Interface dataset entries
━━━━━━━━━━━━━━━━
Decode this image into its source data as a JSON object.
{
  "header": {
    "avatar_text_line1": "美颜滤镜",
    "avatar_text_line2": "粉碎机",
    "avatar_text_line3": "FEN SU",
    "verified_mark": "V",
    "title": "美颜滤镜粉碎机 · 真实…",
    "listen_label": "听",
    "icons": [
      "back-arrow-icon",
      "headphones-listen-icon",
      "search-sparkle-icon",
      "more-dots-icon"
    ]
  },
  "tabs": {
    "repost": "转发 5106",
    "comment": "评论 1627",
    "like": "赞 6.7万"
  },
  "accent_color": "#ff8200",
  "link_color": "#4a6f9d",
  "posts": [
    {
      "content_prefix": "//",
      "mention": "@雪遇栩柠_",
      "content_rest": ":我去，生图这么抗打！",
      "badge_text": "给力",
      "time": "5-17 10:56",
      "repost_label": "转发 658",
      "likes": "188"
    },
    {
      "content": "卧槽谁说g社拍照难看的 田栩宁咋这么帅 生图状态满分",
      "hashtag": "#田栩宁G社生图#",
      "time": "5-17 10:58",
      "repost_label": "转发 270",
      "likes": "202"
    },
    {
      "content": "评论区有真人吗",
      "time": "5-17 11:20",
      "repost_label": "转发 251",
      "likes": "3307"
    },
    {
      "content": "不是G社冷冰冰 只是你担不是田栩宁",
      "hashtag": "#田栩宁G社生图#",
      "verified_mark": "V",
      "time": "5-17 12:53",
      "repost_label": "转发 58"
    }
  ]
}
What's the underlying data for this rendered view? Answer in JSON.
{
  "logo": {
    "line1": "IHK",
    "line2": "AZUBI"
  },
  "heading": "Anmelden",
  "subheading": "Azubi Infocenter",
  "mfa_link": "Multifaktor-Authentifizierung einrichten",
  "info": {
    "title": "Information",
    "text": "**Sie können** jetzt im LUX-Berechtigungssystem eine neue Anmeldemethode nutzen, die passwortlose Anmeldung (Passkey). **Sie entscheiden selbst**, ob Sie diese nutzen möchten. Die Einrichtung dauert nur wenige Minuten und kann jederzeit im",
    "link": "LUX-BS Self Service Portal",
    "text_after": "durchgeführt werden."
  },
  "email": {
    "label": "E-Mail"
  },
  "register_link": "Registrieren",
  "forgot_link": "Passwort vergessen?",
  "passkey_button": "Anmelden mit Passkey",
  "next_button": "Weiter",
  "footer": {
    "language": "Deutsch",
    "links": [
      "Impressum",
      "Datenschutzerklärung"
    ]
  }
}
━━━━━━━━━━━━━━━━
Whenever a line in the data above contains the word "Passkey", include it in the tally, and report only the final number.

**REPLY:**
2